Network management firm Ipanema Technologies and network provider Easynet questioned a mixture of CIOs, IT directors and network managers for its "Killer Apps" survey of 550 respondents at large enterprises.
The survey found that performance problems are highly prevalent across networks, with 74 percent citing enterprise critical applications such as line of business (26 percent), ERP or CRM (26 percent) and video-based applications (22 percent) being those most at risk.
User complaints were the second most common source of monitoring issues across networks, admitted respondents, indicating that many network monitoring systems were failing, or that companies weren't using them properly.
The survey revealed that nearly one in three respondents did not even know the number of apps running on their corporate network, and 69 percent did not have visibility of the bandwidth requirements each network application required.
In addition 82 percent of respondents reported speed and responsiveness problems in the past 12 months, with 43 percent of companies saying these issues are becoming "more frequent".
Justin Fielder, CTO at Easynet, said the study "should trigger alarm bells for IT managers". He said it should highlight the importance of a true understanding of the performance of applications on an enterprise network.
He added however that the answer was not to be found "in a panacea product", but that businesses needed to combine professional experience and in-depth analytics to deal with problems now and forecast future ones.

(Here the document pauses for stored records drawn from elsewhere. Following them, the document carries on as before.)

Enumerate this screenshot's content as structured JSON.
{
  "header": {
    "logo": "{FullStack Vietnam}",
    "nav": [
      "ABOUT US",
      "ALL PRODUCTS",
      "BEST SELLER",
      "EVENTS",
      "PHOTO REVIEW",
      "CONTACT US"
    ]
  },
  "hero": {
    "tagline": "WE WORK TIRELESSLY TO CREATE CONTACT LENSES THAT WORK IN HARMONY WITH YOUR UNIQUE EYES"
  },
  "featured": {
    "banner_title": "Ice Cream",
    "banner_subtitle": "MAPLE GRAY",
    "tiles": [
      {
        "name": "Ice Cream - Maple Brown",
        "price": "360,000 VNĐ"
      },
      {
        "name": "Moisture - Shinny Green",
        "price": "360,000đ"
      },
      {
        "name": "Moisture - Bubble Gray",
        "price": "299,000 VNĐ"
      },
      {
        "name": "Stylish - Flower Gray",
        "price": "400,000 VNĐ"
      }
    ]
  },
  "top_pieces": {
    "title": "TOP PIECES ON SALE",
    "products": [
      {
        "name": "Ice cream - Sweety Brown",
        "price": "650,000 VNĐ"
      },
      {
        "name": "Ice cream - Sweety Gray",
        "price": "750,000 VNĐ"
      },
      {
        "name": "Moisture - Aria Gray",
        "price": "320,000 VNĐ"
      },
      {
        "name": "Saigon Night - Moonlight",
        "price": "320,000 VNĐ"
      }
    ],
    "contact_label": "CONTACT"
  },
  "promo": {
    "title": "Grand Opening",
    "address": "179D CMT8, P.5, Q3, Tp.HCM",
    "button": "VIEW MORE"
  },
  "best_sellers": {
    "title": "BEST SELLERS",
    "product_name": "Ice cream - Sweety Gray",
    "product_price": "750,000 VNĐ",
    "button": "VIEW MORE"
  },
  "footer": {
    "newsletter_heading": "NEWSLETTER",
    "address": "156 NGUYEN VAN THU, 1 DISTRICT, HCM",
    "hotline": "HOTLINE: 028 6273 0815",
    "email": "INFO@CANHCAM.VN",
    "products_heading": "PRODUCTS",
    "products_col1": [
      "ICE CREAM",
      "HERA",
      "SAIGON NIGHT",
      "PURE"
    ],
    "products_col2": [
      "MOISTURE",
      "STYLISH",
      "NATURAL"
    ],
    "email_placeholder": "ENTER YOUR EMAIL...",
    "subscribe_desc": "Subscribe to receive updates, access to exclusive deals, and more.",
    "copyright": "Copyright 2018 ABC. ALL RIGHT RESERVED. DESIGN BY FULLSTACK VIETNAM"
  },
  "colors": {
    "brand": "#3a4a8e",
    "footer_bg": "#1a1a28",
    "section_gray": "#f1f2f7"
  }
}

Thierry Grenot, CTO at Ipanema Technologies, said enterprises needed to be "more agile" to fully benefit from the expected advantages usually delivered by cloud computing and unified communications deployments.
Grenot said firms needed to understand their networks more thoroughly in order to target bandwidth to those applications their businesses relied on, while aiming to reduce investment in unnecessary capacity by not throwing bandwidth at less critical applications.